● **TASK TO CARRY OUT**
From the data below, return all lines holding the string "with".

● **RECORDS TO PROCESS**
########

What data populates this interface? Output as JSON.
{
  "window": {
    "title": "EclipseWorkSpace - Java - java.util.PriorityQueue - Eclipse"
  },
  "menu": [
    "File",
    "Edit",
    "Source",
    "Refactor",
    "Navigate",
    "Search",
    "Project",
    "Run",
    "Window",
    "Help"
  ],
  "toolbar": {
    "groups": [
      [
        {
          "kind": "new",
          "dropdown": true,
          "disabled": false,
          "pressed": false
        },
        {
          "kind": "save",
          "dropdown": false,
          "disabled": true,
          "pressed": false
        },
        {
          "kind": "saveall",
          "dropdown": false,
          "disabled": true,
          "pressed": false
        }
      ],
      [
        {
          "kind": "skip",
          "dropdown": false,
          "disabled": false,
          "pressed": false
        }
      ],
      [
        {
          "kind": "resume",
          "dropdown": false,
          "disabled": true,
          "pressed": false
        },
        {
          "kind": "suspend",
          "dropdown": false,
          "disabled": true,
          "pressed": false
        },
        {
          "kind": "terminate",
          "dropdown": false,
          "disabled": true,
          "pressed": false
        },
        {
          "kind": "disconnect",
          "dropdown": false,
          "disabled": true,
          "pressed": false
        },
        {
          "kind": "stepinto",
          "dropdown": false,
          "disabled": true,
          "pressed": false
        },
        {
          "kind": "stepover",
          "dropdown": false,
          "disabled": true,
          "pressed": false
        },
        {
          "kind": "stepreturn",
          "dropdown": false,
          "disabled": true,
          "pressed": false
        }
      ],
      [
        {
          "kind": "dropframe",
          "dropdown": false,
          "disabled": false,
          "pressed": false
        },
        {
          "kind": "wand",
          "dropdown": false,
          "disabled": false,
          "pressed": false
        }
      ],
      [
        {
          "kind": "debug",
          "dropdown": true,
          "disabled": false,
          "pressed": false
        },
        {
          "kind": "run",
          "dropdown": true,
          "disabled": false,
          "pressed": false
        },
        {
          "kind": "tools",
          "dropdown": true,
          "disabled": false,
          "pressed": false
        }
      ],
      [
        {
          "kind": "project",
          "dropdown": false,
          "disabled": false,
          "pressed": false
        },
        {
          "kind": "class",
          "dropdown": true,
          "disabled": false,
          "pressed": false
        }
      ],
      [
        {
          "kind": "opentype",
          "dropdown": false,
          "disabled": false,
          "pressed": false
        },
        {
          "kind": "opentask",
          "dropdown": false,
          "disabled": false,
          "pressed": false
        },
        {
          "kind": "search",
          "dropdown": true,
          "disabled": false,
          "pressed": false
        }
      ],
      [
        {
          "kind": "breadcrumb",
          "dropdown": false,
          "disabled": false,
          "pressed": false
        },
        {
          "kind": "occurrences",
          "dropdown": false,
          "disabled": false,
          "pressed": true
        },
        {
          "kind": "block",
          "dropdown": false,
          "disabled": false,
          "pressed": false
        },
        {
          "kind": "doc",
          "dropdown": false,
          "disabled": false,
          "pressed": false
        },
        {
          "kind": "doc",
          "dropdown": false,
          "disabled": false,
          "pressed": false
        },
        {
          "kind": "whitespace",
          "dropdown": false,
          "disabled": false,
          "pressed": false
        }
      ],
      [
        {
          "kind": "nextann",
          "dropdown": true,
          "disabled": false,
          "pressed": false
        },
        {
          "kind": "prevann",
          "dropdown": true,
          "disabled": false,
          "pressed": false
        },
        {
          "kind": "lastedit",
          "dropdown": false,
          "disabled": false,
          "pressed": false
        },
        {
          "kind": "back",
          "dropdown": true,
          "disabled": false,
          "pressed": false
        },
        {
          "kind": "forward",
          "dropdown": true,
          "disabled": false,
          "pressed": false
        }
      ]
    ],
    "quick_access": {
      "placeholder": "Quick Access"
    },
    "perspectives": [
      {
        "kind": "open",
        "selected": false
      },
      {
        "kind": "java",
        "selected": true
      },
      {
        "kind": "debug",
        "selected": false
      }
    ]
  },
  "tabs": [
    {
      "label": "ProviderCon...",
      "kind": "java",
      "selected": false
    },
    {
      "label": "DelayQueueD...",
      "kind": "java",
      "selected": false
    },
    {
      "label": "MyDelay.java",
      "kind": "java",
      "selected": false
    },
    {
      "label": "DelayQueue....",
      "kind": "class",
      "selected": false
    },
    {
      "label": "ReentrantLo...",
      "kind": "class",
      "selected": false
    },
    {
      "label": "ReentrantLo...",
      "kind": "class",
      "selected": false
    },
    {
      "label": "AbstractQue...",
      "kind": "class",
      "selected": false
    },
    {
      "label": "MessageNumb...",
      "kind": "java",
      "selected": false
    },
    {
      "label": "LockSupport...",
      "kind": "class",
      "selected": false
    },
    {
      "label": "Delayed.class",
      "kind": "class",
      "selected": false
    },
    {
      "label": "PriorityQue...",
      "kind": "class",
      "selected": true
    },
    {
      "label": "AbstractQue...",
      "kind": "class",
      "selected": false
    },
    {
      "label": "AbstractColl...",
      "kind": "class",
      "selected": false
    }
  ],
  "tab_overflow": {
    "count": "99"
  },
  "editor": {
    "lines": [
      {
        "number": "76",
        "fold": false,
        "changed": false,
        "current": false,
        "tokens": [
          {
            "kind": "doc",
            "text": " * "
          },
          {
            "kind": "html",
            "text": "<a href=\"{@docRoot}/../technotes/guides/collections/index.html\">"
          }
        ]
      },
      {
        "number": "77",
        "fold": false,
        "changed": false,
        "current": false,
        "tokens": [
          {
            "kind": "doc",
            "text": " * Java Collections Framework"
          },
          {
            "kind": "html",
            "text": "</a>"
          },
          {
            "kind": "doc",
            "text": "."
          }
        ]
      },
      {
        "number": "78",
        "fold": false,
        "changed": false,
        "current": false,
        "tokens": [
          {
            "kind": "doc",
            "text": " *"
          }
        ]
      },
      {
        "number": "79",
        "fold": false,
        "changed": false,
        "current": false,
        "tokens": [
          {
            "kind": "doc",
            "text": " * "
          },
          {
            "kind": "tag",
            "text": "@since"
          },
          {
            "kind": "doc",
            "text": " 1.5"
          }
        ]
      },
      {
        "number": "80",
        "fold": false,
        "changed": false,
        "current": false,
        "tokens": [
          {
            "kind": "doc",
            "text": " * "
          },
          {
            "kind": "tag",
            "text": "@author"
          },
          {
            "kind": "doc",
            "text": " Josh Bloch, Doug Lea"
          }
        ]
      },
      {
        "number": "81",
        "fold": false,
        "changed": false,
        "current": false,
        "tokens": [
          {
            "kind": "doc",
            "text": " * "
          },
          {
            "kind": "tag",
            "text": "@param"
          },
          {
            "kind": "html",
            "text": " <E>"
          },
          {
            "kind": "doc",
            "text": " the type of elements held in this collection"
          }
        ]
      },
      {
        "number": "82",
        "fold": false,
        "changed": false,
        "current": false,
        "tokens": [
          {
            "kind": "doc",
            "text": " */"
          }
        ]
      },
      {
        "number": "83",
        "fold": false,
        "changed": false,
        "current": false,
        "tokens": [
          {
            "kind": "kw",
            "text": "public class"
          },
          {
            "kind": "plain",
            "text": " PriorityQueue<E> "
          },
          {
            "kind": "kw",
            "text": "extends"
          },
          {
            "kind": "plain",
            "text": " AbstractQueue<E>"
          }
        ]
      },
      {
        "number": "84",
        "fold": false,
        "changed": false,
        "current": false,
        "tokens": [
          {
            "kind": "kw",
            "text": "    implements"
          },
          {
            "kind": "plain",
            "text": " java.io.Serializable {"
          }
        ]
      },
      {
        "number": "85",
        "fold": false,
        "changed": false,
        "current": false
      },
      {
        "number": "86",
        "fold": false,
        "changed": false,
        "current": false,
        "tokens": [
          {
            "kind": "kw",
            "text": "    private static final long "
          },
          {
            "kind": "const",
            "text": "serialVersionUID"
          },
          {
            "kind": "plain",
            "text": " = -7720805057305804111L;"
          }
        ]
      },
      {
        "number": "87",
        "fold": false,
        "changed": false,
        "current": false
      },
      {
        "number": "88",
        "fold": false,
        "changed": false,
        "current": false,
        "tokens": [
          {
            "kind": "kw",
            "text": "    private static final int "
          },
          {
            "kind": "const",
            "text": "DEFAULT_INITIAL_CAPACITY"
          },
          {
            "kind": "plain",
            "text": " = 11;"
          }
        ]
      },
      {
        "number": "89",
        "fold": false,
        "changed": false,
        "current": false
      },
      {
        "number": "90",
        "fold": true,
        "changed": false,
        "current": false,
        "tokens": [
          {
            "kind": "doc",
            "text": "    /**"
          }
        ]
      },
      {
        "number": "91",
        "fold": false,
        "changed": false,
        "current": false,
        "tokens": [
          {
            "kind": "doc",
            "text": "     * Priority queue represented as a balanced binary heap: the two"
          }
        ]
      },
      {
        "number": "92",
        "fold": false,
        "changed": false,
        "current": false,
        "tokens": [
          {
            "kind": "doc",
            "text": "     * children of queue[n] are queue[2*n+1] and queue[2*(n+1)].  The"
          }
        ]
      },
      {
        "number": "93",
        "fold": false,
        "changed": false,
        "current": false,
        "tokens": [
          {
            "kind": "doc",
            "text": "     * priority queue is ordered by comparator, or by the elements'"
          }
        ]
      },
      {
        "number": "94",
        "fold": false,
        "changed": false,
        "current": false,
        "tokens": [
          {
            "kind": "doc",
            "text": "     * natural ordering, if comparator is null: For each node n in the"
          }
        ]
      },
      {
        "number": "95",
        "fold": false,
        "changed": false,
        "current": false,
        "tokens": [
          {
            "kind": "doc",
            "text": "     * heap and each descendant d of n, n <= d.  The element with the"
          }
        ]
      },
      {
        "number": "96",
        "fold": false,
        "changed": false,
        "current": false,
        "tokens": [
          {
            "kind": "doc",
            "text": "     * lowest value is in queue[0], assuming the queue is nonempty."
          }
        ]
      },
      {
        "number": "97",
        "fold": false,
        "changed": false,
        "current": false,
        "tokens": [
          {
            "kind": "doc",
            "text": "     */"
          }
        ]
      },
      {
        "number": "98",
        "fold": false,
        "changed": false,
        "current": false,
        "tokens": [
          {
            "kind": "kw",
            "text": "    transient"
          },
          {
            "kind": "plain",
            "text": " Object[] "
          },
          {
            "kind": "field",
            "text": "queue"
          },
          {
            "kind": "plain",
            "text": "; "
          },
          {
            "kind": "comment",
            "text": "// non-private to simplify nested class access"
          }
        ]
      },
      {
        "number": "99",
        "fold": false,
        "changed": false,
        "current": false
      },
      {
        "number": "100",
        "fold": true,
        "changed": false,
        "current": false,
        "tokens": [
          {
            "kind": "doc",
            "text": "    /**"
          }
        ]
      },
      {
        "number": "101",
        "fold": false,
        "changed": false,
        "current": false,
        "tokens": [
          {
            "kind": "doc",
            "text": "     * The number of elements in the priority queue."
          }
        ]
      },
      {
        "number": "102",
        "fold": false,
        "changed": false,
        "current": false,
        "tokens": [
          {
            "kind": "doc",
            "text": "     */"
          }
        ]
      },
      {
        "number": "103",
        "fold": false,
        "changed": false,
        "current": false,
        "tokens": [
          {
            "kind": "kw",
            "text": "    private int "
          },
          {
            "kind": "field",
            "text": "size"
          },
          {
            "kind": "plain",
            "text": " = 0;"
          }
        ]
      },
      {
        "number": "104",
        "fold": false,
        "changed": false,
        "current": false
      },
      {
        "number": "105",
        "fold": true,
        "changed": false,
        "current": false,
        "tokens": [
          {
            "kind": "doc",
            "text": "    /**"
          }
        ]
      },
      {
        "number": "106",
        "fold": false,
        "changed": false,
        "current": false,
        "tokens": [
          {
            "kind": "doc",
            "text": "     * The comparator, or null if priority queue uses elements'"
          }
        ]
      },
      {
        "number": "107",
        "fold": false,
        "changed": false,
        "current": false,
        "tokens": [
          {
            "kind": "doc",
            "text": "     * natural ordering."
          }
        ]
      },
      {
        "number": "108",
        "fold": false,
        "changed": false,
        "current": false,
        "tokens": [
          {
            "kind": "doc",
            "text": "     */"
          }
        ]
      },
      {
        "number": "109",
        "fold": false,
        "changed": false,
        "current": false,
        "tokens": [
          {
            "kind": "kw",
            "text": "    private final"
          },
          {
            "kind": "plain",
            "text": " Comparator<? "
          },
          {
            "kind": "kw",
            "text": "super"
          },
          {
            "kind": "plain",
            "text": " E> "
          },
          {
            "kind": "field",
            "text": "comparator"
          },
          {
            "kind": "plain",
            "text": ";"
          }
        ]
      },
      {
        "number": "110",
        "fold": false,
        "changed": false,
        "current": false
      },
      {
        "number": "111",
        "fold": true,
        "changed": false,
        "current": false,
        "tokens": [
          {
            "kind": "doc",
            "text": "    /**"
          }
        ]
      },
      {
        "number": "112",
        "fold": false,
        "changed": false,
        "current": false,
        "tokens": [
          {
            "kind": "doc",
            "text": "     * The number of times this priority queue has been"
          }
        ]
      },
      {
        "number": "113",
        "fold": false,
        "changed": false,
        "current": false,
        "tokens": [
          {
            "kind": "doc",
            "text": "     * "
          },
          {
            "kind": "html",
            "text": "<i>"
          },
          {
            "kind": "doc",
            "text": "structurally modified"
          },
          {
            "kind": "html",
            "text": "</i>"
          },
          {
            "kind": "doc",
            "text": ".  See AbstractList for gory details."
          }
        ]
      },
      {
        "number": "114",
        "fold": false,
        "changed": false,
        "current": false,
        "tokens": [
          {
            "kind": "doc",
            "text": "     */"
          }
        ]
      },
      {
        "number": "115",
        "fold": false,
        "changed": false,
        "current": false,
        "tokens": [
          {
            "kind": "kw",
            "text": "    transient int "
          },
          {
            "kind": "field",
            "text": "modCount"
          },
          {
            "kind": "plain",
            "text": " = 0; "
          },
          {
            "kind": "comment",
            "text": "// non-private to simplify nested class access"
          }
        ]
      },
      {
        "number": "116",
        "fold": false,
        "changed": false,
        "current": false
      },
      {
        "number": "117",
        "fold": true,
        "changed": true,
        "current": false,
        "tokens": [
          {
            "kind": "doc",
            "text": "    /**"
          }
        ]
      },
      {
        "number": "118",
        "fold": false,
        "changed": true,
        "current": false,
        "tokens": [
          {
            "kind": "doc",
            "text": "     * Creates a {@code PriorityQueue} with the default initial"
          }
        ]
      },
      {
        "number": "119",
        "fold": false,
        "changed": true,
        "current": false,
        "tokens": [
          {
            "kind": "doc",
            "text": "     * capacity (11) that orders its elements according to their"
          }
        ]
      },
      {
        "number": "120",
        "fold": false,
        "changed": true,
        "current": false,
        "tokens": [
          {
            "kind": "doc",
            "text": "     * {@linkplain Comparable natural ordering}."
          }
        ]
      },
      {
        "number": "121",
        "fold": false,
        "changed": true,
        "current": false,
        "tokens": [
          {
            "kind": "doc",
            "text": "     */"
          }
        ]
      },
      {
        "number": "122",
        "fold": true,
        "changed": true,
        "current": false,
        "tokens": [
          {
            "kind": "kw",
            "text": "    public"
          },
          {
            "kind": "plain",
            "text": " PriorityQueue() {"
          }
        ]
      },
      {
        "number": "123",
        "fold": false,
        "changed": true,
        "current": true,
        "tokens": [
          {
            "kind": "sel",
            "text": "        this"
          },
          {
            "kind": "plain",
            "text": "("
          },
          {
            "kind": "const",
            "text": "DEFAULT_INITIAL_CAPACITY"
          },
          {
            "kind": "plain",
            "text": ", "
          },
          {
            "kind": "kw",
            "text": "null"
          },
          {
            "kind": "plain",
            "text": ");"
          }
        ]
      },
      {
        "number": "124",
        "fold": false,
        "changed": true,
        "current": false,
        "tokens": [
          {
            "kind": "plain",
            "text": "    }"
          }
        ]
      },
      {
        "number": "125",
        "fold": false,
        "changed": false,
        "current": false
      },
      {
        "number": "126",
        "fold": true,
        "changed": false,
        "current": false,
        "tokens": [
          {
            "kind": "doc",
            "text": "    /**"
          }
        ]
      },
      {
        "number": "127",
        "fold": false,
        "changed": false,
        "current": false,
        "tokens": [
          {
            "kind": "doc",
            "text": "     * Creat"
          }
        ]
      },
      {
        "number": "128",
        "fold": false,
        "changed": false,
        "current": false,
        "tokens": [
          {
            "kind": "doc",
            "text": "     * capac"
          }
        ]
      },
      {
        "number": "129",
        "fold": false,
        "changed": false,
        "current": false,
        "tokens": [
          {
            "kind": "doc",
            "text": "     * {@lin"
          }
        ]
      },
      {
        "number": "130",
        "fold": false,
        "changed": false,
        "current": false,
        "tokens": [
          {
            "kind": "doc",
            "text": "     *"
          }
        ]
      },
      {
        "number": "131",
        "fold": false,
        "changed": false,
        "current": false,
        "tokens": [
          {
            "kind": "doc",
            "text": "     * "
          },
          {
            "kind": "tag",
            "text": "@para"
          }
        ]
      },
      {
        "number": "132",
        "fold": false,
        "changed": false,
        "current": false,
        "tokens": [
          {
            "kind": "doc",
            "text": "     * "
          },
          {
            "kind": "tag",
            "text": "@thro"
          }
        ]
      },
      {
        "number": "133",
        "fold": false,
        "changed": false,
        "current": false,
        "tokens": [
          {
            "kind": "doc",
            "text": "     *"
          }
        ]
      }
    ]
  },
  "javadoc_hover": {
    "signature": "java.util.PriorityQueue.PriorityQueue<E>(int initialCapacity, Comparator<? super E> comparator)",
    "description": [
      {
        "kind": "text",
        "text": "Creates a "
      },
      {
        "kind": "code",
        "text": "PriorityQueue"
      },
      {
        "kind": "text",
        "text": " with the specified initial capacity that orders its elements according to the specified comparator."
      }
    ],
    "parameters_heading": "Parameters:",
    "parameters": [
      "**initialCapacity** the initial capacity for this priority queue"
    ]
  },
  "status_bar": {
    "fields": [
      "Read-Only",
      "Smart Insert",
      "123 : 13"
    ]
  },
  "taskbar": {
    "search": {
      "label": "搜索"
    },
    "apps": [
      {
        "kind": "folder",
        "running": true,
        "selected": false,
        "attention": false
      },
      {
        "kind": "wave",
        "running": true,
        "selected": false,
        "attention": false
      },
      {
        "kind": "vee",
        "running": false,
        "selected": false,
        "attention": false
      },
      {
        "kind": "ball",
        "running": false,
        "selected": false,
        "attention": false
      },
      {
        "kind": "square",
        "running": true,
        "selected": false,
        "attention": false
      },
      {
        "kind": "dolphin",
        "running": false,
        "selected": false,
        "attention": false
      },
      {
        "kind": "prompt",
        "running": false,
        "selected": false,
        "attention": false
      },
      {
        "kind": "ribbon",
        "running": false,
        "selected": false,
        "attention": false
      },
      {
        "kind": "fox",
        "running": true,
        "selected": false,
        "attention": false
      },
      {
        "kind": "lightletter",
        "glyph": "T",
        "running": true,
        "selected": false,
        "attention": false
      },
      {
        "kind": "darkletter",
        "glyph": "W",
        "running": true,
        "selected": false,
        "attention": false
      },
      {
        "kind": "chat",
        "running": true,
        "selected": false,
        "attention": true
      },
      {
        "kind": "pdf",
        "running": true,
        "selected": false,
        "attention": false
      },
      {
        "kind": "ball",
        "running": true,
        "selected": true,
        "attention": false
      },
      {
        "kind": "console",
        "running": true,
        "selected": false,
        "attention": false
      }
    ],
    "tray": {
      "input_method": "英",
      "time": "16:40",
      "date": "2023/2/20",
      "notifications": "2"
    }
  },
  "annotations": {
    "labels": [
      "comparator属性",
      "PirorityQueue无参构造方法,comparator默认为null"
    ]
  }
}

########

● **TASK RESULT**
            "text": "     * heap and each descendant d of n, n <= d.  The element with the"
            "text": "     * Creates a {@code PriorityQueue} with the default initial"
        "text": " with the specified initial capacity that orders its elements according to the specified comparator."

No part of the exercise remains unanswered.